Lewis was speaking at a press conference for Tesco’s half-year results, which showed the supermarket continuing its revival.
Asked about the extent to which he feared the might of Amazon, Lewis expressed cautious confidence in Tesco’s ability to maintain its place in the market.
"We have to respect Amazon," he said. "It’s come into fresh here in London. It’s interesting that our market share in grocery home shopping in London is higher than elsewhere in the UK, so it's had no impact so far in that sense, but we see them as a formidable competitor."
Discussing Amazon’s acquisition of Whole Foods, and its decision in August to slash prices at the supermarket chain, following the completion of the deal, Lewis repeated his assertion from last March that "competition makes you stronger".

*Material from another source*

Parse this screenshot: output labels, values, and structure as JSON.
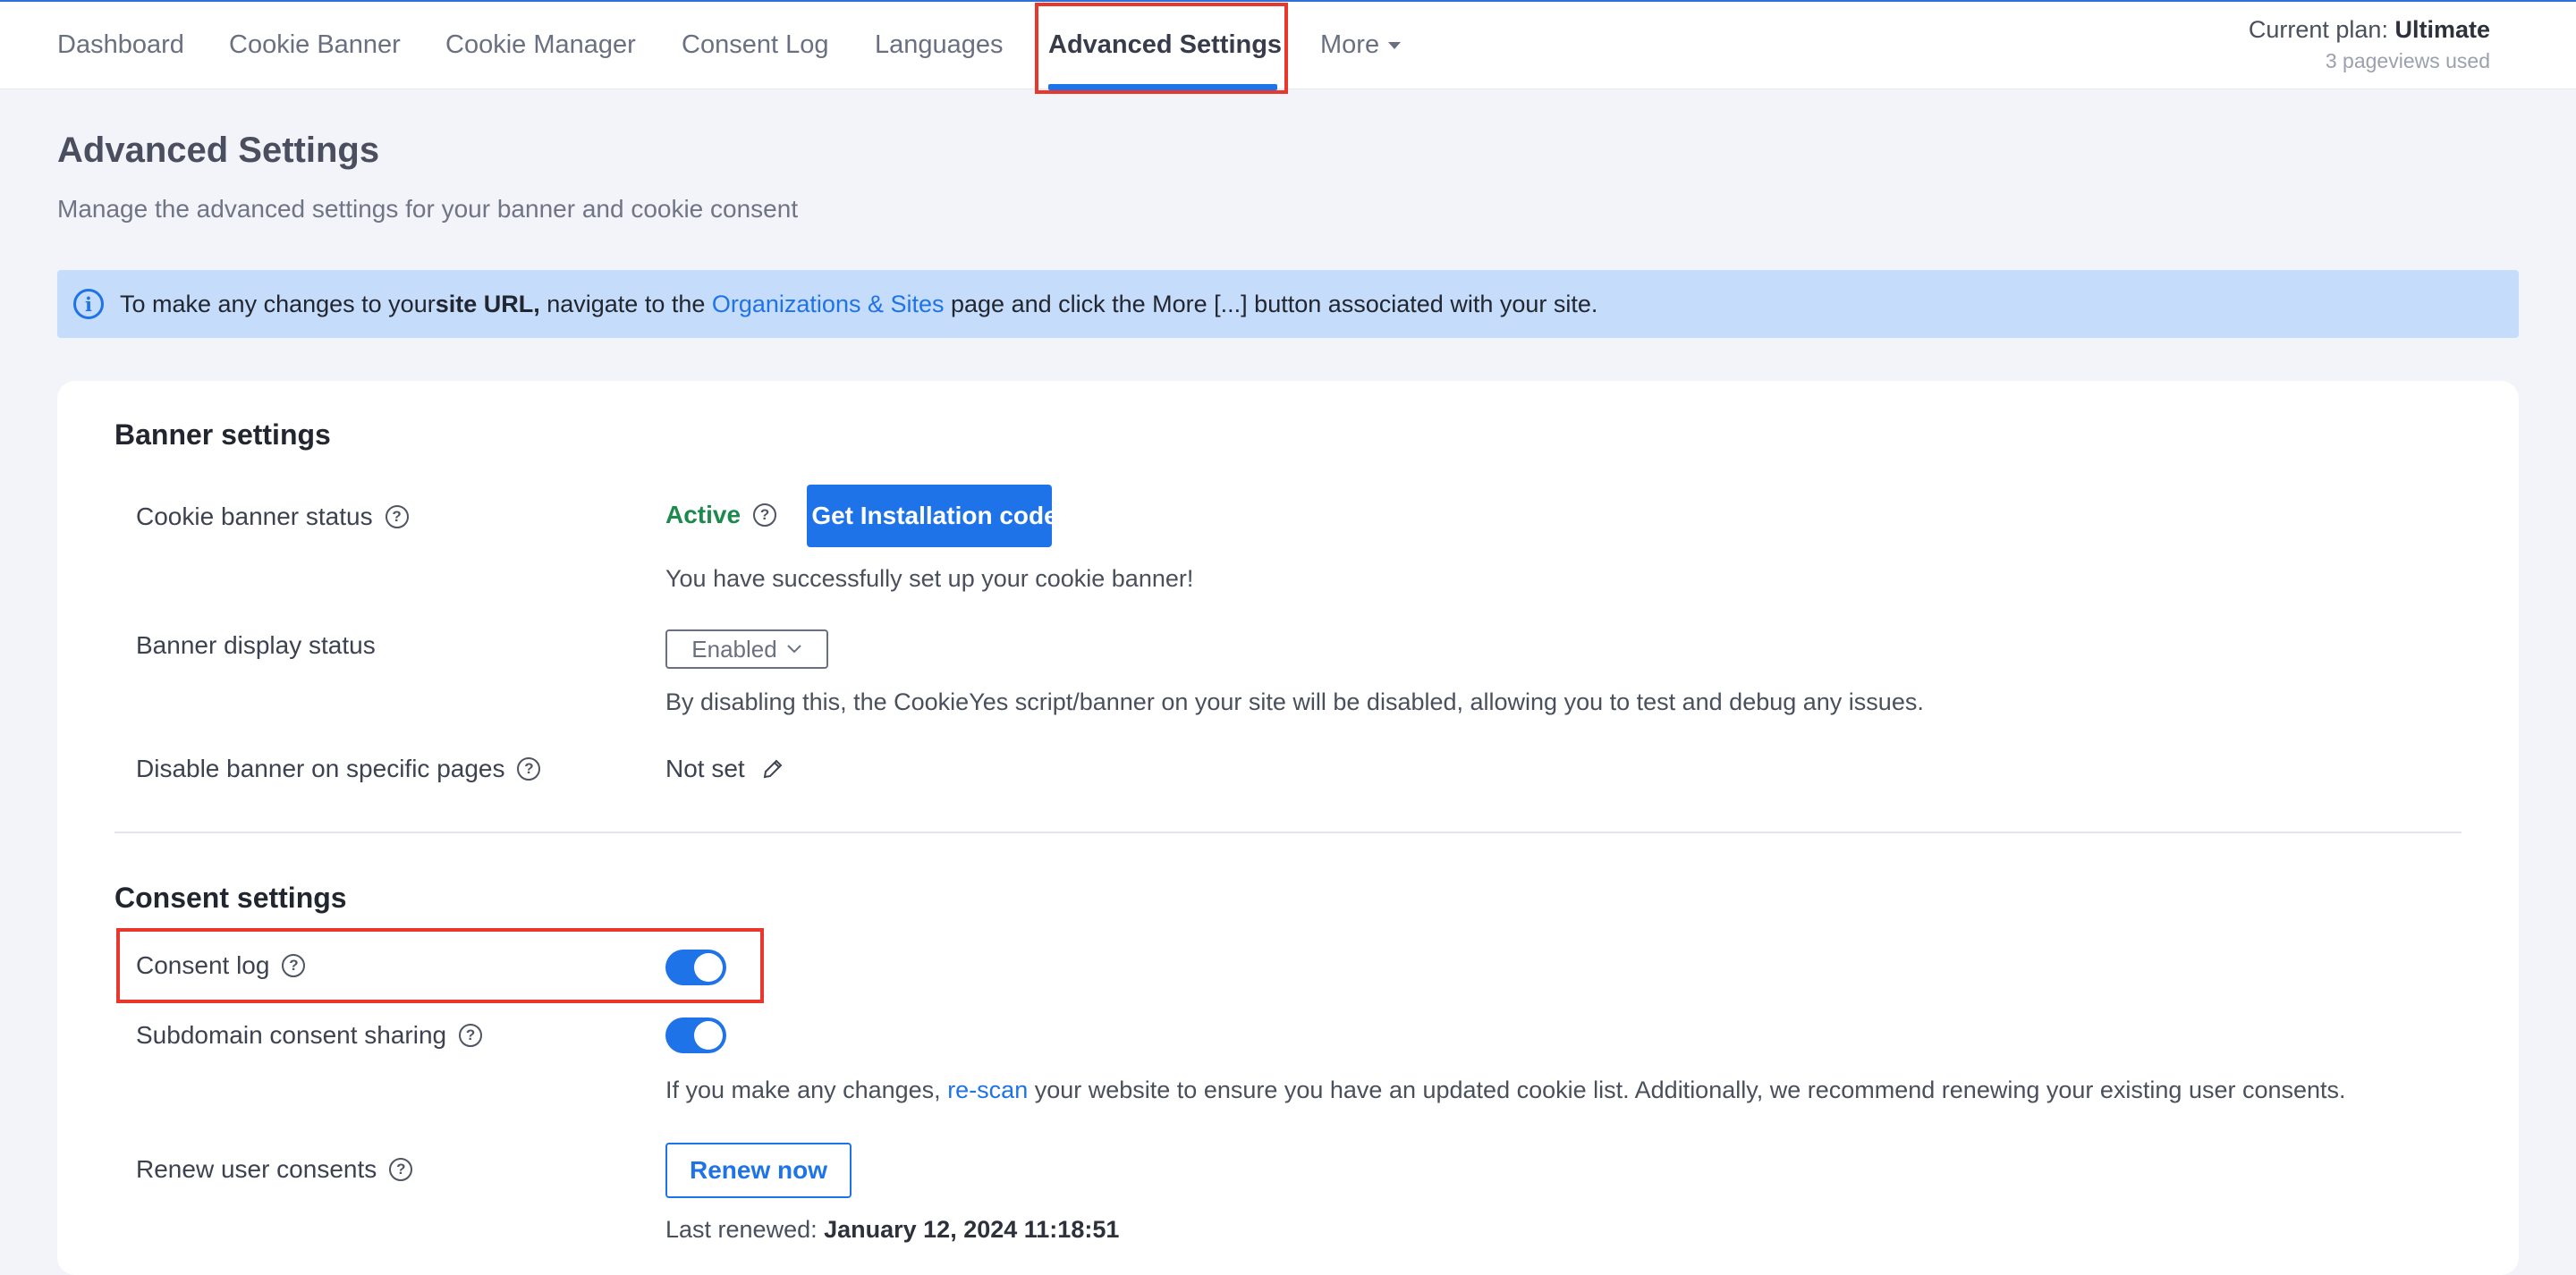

He said that the strategy Amazon was pursuing highlighted the challenges it faced, and the advantages of having a huge store network in place.
"We start in a very strong place," he said. "The really interesting thing [about the Whole Foods deal] is it’s a recognition that food through a central distribution model doesn’t really work, Amazon having tried it for a decade in Seattle."

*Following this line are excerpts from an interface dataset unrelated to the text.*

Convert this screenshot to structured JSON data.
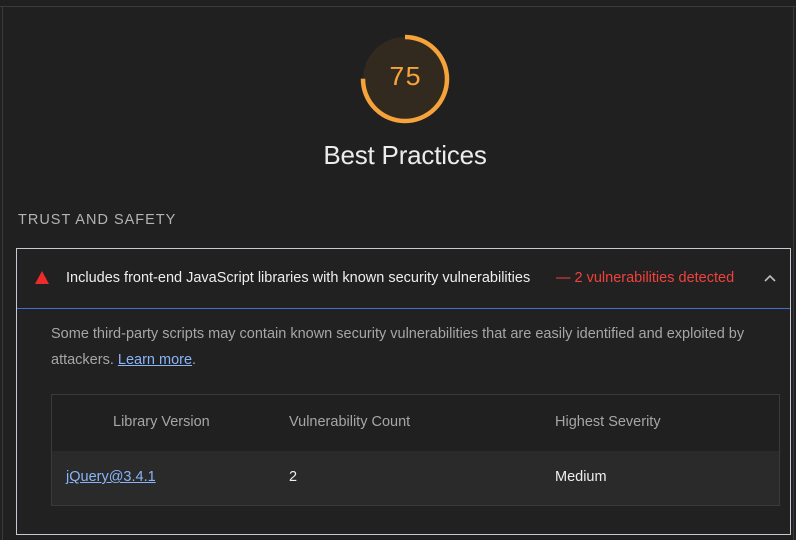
{
  "category": {
    "score": "75",
    "score_fraction": 0.75,
    "title": "Best Practices",
    "accent_color": "#f5a33a"
  },
  "group": {
    "title": "TRUST AND SAFETY"
  },
  "audit": {
    "title": "Includes front-end JavaScript libraries with known security vulnerabilities",
    "display_value": "— 2 vulnerabilities detected",
    "status_color": "#ec2b2b",
    "status_icon": "fail-triangle-icon",
    "expanded": true,
    "description": "Some third-party scripts may contain known security vulnerabilities that are easily identified and exploited by attackers.",
    "learn_more": "Learn more",
    "description_end": "."
  },
  "table": {
    "headers": [
      "Library Version",
      "Vulnerability Count",
      "Highest Severity"
    ],
    "rows": [
      {
        "library": "jQuery@3.4.1",
        "count": "2",
        "severity": "Medium"
      }
    ]
  }
}
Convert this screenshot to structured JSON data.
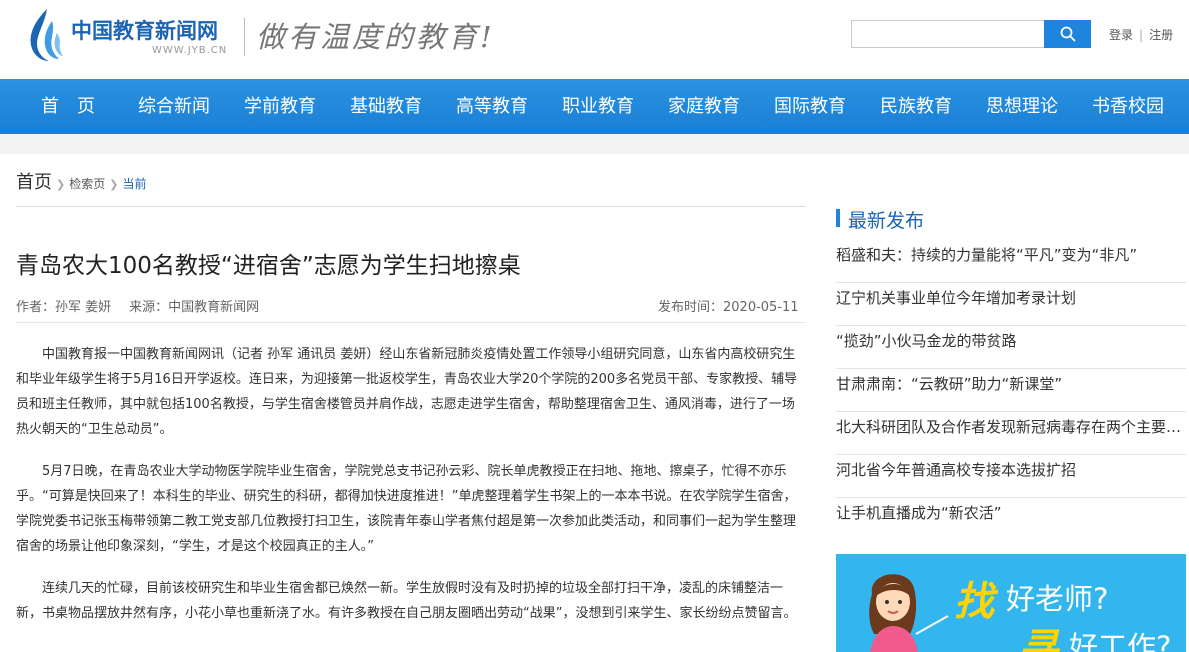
{
  "header": {
    "logo_name": "中国教育新闻网",
    "logo_url": "WWW.JYB.CN",
    "slogan": "做有温度的教育!",
    "search_placeholder": "",
    "login": "登录",
    "register": "注册",
    "auth_separator": "|",
    "search_icon": "search-icon"
  },
  "nav": {
    "items": [
      "首　页",
      "综合新闻",
      "学前教育",
      "基础教育",
      "高等教育",
      "职业教育",
      "家庭教育",
      "国际教育",
      "民族教育",
      "思想理论",
      "书香校园"
    ]
  },
  "breadcrumb": {
    "home": "首页",
    "search": "检索页",
    "current": "当前"
  },
  "article": {
    "title": "青岛农大100名教授“进宿舍”志愿为学生扫地擦桌",
    "author": "作者：孙军 姜妍",
    "source": "来源：中国教育新闻网",
    "publish_time": "发布时间：2020-05-11",
    "paragraphs": [
      "中国教育报一中国教育新闻网讯（记者 孙军 通讯员 姜妍）经山东省新冠肺炎疫情处置工作领导小组研究同意，山东省内高校研究生和毕业年级学生将于5月16日开学返校。连日来，为迎接第一批返校学生，青岛农业大学20个学院的200多名党员干部、专家教授、辅导员和班主任教师，其中就包括100名教授，与学生宿舍楼管员并肩作战，志愿走进学生宿舍，帮助整理宿舍卫生、通风消毒，进行了一场热火朝天的“卫生总动员”。",
      "5月7日晚，在青岛农业大学动物医学院毕业生宿舍，学院党总支书记孙云彩、院长单虎教授正在扫地、拖地、擦桌子，忙得不亦乐乎。“可算是快回来了！本科生的毕业、研究生的科研，都得加快进度推进！”单虎整理着学生书架上的一本本书说。在农学院学生宿舍，学院党委书记张玉梅带领第二教工党支部几位教授打扫卫生，该院青年泰山学者焦付超是第一次参加此类活动，和同事们一起为学生整理宿舍的场景让他印象深刻，“学生，才是这个校园真正的主人。”",
      "连续几天的忙碌，目前该校研究生和毕业生宿舍都已焕然一新。学生放假时没有及时扔掉的垃圾全部打扫干净，凌乱的床铺整洁一新，书桌物品摆放井然有序，小花小草也重新浇了水。有许多教授在自己朋友圈晒出劳动“战果”，没想到引来学生、家长纷纷点赞留言。"
    ]
  },
  "sidebar": {
    "title": "最新发布",
    "items": [
      "稻盛和夫：持续的力量能将“平凡”变为“非凡”",
      "辽宁机关事业单位今年增加考录计划",
      "“揽劲”小伙马金龙的带贫路",
      "甘肃肃南：“云教研”助力“新课堂”",
      "北大科研团队及合作者发现新冠病毒存在两个主要亚型",
      "河北省今年普通高校专接本选拔扩招",
      "让手机直播成为“新农活”"
    ]
  },
  "ad": {
    "zhao": "找",
    "line1": "好老师?",
    "xun": "寻",
    "line2": "好工作?"
  },
  "colors": {
    "brand_blue": "#1c64b4",
    "nav_blue": "#1e84de",
    "ad_bg": "#33b6ee",
    "ad_highlight": "#ffd400"
  }
}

He added that the impact of the price cuts may not be as profound as some might think: "You can take prices down by an awful lot for Whole Foods in the US and still just get to the average of the market. Yes, they’ve taken the prices down, but that just makes it more mainstream."
Another way Amazon is making its impact felt in the supermarket sector is with Amazon Go, its queueless store in Seattle, in which customers simply take the products they want from shelves, with cutting edge-technology used to charge their account automatically.
Sainsbury’s last week revealed it was trialling a somewhat less advanced system at one store in London, allowing customers to pay for their shopping through a smartphone app without visiting a checkout.
Asked by Campaign if this was something Tesco would be exploring, Lewis claimed that it had already tested such a system, but it was Tesco’s policy not to publicise innovation until it was ready for a full launch.
"We’ve been doing it for a while," he said. "We test a whole lot. Have we had cashless shops? Yes. Have we trialled the thing you refer to? Yes.
"But we’ll only talk about it when we’ve done it everywhere – when we’re at a place when we think we’ve got something we want to offer to all customers, we’ll launch it and we’ll communicate it. But that sort of testing – loads of it."